Afrashim’s dismissal highlights JSC composition concerns: DRP deputy

A Parliamentary decision passed yesterday by 38 votes to 34 to remove Dhivehi Rayyithunge Party (DRP) MP Dr Afrashim Ali from the Judicial Service Commission (JSC) raises further questions over the watchdog’s impartiality and reliance on political appointees, Ibrahim ‘Mavota’ Shareef has claimed.

Shareef, a DRP Deputy Leader, told Minivan News that he believed the no confidence motion against Afrashim, forwarded by Maldivian Democratic Party (MDP) MP “Reeko” Moosa Manik, was an “alarming” move by the government that was passed with “no valid reason”.

“If anyone elected to a position is not doing a job properly and perhaps there are more competent people who can do better, then [the removal] wouldn’t be a problem,” he claimed. “However, the MDP reason [for the vote] is not based on this. The government wants to use the JSC as a vehicle for [its own interests].”

The composition of the JSC, which serves as a watchdog for the country’s judiciary, was criticised by one independent judicial review body for failing to ensure transparency in its workings.

The International Commission of Jurists (ICJ) has maintained that although it was not illegal to rely on mostly political appointees as opposed to judicial and legal figures to oversee a national legislative watchdog, it was perceived as “bad practice”.

Criticisms of the JSC have also come from within the body itself by a former member selected by President Mohamed Nasheed. Presidential appointee Aishath Velezinee served as a whistle-blower by forwarding allegations of what she called a “silent coup” taking place in the JSC against the government.

Shareef said that he personally held concerns about relying on political figures to serve as JSC appointees when it came to overseeing the country’s courts, despite the process being constitutionally mandated.

“The fact that political appointees are allowed onto the body is not the best for the JSC. I myself have raised the wisdom [of allowing this],” he said. “In my view the JSC should be made up of members of the judiciary. However [composition requirements] are outlined in the constitution and we have to live with that.”

With the removal by parliamentary vote of Dr Afrasheem from his JSC post, Shareef claimed it remained vital to try and ensure the government did not have the ability to potentially “threaten the judiciary” with political appointments to the JSC.

“We [the political opposition] have lost representation on the body and we need a voice,” he said.

With the president entitled under the constitution to appoint a member of his own choice to the body – a position formerly held by Aishath Velezinee before she was dismissed with presidential praise last month – Shareef said he believed the opposition should be allowed a similar appointment.

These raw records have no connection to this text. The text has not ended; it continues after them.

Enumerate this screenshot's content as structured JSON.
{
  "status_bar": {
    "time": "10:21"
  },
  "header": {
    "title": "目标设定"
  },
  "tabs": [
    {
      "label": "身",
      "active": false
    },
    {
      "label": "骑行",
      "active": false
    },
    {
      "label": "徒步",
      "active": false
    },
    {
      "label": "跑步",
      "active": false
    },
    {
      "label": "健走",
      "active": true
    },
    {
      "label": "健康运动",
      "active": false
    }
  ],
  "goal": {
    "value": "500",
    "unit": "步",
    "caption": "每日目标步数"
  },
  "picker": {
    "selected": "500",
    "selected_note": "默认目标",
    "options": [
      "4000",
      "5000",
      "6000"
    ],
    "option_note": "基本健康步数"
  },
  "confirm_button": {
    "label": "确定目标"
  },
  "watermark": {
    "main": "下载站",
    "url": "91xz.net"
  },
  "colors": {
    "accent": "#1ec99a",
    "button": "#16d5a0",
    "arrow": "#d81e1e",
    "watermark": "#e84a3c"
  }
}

“The opposition should be given the opportunity to appoint a representative itself to allow for equilibrium in the JSC,” he claimed.

ICJ view

The ICJ said it could not be commenting on Afrashim’s dismissal without additional details.

However, a spokesperson for the ICJ said previous reports on the Maldives had raised issues regarding the composition of the JSC relating to the number of political appointments made to the body compared to legislative and judicial figures.

“[Political representation] was identified as a key issue [by the ICJ] at the time in preventing the JSC from acting in an independent way,” said the spokesperson. “We are in no doubt that this current JSC has had no success in trying to bring about independence in the judiciary. We are not blaming any individual for this, but the JSC is not acting as it should be.”

As a matter outlined under the country’s constitution, the ICJ source said that the organisation accepted that changing such a system and finding a solution was difficult.


2 thoughts on “Afrashim’s dismissal highlights JSC composition concerns: DRP deputy”

  1. Legally difficult? - no.

    Politically so? - yes.

    We have the power to amend the constitution if need be but as Shareef has pointed out, the antagonism between the two major parties and the whole reasoning behind the current process of refurbishment taking place in the Majlis renders amendment impossible.

    As long as the current composition remains, the judiciary will always be controlled by the majority party in the Majlis.

    Is this bad for the average Maldivian? Yes.

    Do we know enough to care? No.

    When will this ever change? Through another haphazardly constructed constitution and reform movement patched together from all the dissatisfied elements.

  2. Taking revange will not benefit any. Tomorrow the table may turn back then? With responsibility we should act. Gasim will be a good choice now.


Comments are closed.